## Task to carry out
Give back all of the data, word for word.

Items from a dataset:
=-=-=

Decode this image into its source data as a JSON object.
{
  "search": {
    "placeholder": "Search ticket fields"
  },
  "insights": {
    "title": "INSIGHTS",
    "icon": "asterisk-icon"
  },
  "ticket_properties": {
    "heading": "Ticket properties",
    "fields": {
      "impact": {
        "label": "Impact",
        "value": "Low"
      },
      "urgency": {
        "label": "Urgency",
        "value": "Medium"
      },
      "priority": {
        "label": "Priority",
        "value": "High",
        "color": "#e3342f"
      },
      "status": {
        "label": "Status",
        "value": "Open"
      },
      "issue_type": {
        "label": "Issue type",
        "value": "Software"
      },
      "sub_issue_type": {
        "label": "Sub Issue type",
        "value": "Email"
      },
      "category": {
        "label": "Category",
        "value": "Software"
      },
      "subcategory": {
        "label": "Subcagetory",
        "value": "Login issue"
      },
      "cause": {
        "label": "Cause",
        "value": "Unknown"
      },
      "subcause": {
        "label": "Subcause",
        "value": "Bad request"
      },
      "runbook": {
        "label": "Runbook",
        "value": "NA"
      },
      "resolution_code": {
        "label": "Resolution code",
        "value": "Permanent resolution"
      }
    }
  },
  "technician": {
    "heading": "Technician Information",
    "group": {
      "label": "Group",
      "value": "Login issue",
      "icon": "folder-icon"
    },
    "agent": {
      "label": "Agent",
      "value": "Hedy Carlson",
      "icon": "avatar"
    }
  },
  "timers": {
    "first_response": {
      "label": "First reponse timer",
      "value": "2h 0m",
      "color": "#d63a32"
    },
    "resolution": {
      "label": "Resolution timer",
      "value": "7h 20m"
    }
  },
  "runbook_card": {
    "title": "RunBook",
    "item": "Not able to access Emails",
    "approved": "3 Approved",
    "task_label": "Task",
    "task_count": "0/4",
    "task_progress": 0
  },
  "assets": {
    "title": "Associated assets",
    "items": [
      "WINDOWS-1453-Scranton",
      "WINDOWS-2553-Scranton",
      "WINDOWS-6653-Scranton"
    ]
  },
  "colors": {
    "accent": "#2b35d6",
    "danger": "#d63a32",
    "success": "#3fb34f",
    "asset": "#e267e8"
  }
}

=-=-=

## Answer below
Decode this image into its source data as a JSON object.
{
  "search": {
    "placeholder": "Search ticket fields"
  },
  "insights": {
    "title": "INSIGHTS",
    "icon": "asterisk-icon"
  },
  "ticket_properties": {
    "heading": "Ticket properties",
    "fields": {
      "impact": {
        "label": "Impact",
        "value": "Low"
      },
      "urgency": {
        "label": "Urgency",
        "value": "Medium"
      },
      "priority": {
        "label": "Priority",
        "value": "High",
        "color": "#e3342f"
      },
      "status": {
        "label": "Status",
        "value": "Open"
      },
      "issue_type": {
        "label": "Issue type",
        "value": "Software"
      },
      "sub_issue_type": {
        "label": "Sub Issue type",
        "value": "Email"
      },
      "category": {
        "label": "Category",
        "value": "Software"
      },
      "subcategory": {
        "label": "Subcagetory",
        "value": "Login issue"
      },
      "cause": {
        "label": "Cause",
        "value": "Unknown"
      },
      "subcause": {
        "label": "Subcause",
        "value": "Bad request"
      },
      "runbook": {
        "label": "Runbook",
        "value": "NA"
      },
      "resolution_code": {
        "label": "Resolution code",
        "value": "Permanent resolution"
      }
    }
  },
  "technician": {
    "heading": "Technician Information",
    "group": {
      "label": "Group",
      "value": "Login issue",
      "icon": "folder-icon"
    },
    "agent": {
      "label": "Agent",
      "value": "Hedy Carlson",
      "icon": "avatar"
    }
  },
  "timers": {
    "first_response": {
      "label": "First reponse timer",
      "value": "2h 0m",
      "color": "#d63a32"
    },
    "resolution": {
      "label": "Resolution timer",
      "value": "7h 20m"
    }
  },
  "runbook_card": {
    "title": "RunBook",
    "item": "Not able to access Emails",
    "approved": "3 Approved",
    "task_label": "Task",
    "task_count": "0/4",
    "task_progress": 0
  },
  "assets": {
    "title": "Associated assets",
    "items": [
      "WINDOWS-1453-Scranton",
      "WINDOWS-2553-Scranton",
      "WINDOWS-6653-Scranton"
    ]
  },
  "colors": {
    "accent": "#2b35d6",
    "danger": "#d63a32",
    "success": "#3fb34f",
    "asset": "#e267e8"
  }
}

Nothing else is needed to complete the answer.